» Interface dataset entries:

++++

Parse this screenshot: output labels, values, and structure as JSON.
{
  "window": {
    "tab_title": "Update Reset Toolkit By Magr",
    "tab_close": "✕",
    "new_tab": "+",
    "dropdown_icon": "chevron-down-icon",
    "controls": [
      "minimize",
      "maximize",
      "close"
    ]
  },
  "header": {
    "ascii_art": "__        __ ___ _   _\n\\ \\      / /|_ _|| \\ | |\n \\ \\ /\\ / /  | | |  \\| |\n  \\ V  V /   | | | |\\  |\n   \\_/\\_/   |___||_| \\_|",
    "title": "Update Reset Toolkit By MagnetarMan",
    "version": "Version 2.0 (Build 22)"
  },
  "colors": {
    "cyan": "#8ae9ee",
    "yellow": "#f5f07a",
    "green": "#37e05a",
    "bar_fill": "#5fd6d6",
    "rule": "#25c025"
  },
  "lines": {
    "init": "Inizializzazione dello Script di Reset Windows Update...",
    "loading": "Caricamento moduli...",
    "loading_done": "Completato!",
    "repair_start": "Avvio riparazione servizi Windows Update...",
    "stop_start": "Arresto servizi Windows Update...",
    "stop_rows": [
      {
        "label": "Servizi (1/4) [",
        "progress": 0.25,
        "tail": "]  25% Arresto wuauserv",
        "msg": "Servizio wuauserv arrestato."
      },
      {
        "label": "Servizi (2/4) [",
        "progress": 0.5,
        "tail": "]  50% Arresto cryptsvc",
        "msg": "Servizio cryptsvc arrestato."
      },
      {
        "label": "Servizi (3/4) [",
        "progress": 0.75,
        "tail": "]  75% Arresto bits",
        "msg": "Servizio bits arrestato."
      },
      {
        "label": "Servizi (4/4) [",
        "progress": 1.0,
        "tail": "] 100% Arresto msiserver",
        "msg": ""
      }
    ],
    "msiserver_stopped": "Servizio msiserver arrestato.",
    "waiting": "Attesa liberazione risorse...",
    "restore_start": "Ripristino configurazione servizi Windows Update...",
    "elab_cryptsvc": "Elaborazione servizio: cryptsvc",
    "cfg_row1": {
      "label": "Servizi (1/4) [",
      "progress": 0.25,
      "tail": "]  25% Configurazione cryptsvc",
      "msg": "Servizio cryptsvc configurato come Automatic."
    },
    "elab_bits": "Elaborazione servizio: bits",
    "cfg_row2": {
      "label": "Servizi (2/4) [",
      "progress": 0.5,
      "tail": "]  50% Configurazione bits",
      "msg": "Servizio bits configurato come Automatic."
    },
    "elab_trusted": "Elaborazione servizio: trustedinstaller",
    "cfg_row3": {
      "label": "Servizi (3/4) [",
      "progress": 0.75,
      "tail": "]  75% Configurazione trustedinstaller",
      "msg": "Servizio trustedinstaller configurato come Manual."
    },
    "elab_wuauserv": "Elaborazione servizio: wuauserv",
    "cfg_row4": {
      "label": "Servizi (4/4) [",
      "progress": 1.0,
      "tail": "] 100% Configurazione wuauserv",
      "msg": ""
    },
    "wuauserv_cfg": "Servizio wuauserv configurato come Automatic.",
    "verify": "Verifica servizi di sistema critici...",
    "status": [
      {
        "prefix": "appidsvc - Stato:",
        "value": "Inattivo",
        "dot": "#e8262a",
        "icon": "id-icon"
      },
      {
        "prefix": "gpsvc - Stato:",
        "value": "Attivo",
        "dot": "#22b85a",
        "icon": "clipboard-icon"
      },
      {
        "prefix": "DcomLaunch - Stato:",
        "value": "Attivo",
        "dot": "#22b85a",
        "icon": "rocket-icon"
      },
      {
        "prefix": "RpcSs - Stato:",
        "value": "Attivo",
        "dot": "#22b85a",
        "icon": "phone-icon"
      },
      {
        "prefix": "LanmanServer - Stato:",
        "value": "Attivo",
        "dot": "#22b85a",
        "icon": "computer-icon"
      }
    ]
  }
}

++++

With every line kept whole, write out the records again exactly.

Parse this screenshot: output labels, values, and structure as JSON.
{
  "window": {
    "tab_title": "Update Reset Toolkit By Magr",
    "tab_close": "✕",
    "new_tab": "+",
    "dropdown_icon": "chevron-down-icon",
    "controls": [
      "minimize",
      "maximize",
      "close"
    ]
  },
  "header": {
    "ascii_art": "__        __ ___ _   _\n\\ \\      / /|_ _|| \\ | |\n \\ \\ /\\ / /  | | |  \\| |\n  \\ V  V /   | | | |\\  |\n   \\_/\\_/   |___||_| \\_|",
    "title": "Update Reset Toolkit By MagnetarMan",
    "version": "Version 2.0 (Build 22)"
  },
  "colors": {
    "cyan": "#8ae9ee",
    "yellow": "#f5f07a",
    "green": "#37e05a",
    "bar_fill": "#5fd6d6",
    "rule": "#25c025"
  },
  "lines": {
    "init": "Inizializzazione dello Script di Reset Windows Update...",
    "loading": "Caricamento moduli...",
    "loading_done": "Completato!",
    "repair_start": "Avvio riparazione servizi Windows Update...",
    "stop_start": "Arresto servizi Windows Update...",
    "stop_rows": [
      {
        "label": "Servizi (1/4) [",
        "progress": 0.25,
        "tail": "]  25% Arresto wuauserv",
        "msg": "Servizio wuauserv arrestato."
      },
      {
        "label": "Servizi (2/4) [",
        "progress": 0.5,
        "tail": "]  50% Arresto cryptsvc",
        "msg": "Servizio cryptsvc arrestato."
      },
      {
        "label": "Servizi (3/4) [",
        "progress": 0.75,
        "tail": "]  75% Arresto bits",
        "msg": "Servizio bits arrestato."
      },
      {
        "label": "Servizi (4/4) [",
        "progress": 1.0,
        "tail": "] 100% Arresto msiserver",
        "msg": ""
      }
    ],
    "msiserver_stopped": "Servizio msiserver arrestato.",
    "waiting": "Attesa liberazione risorse...",
    "restore_start": "Ripristino configurazione servizi Windows Update...",
    "elab_cryptsvc": "Elaborazione servizio: cryptsvc",
    "cfg_row1": {
      "label": "Servizi (1/4) [",
      "progress": 0.25,
      "tail": "]  25% Configurazione cryptsvc",
      "msg": "Servizio cryptsvc configurato come Automatic."
    },
    "elab_bits": "Elaborazione servizio: bits",
    "cfg_row2": {
      "label": "Servizi (2/4) [",
      "progress": 0.5,
      "tail": "]  50% Configurazione bits",
      "msg": "Servizio bits configurato come Automatic."
    },
    "elab_trusted": "Elaborazione servizio: trustedinstaller",
    "cfg_row3": {
      "label": "Servizi (3/4) [",
      "progress": 0.75,
      "tail": "]  75% Configurazione trustedinstaller",
      "msg": "Servizio trustedinstaller configurato come Manual."
    },
    "elab_wuauserv": "Elaborazione servizio: wuauserv",
    "cfg_row4": {
      "label": "Servizi (4/4) [",
      "progress": 1.0,
      "tail": "] 100% Configurazione wuauserv",
      "msg": ""
    },
    "wuauserv_cfg": "Servizio wuauserv configurato come Automatic.",
    "verify": "Verifica servizi di sistema critici...",
    "status": [
      {
        "prefix": "appidsvc - Stato:",
        "value": "Inattivo",
        "dot": "#e8262a",
        "icon": "id-icon"
      },
      {
        "prefix": "gpsvc - Stato:",
        "value": "Attivo",
        "dot": "#22b85a",
        "icon": "clipboard-icon"
      },
      {
        "prefix": "DcomLaunch - Stato:",
        "value": "Attivo",
        "dot": "#22b85a",
        "icon": "rocket-icon"
      },
      {
        "prefix": "RpcSs - Stato:",
        "value": "Attivo",
        "dot": "#22b85a",
        "icon": "phone-icon"
      },
      {
        "prefix": "LanmanServer - Stato:",
        "value": "Attivo",
        "dot": "#22b85a",
        "icon": "computer-icon"
      }
    ]
  }
}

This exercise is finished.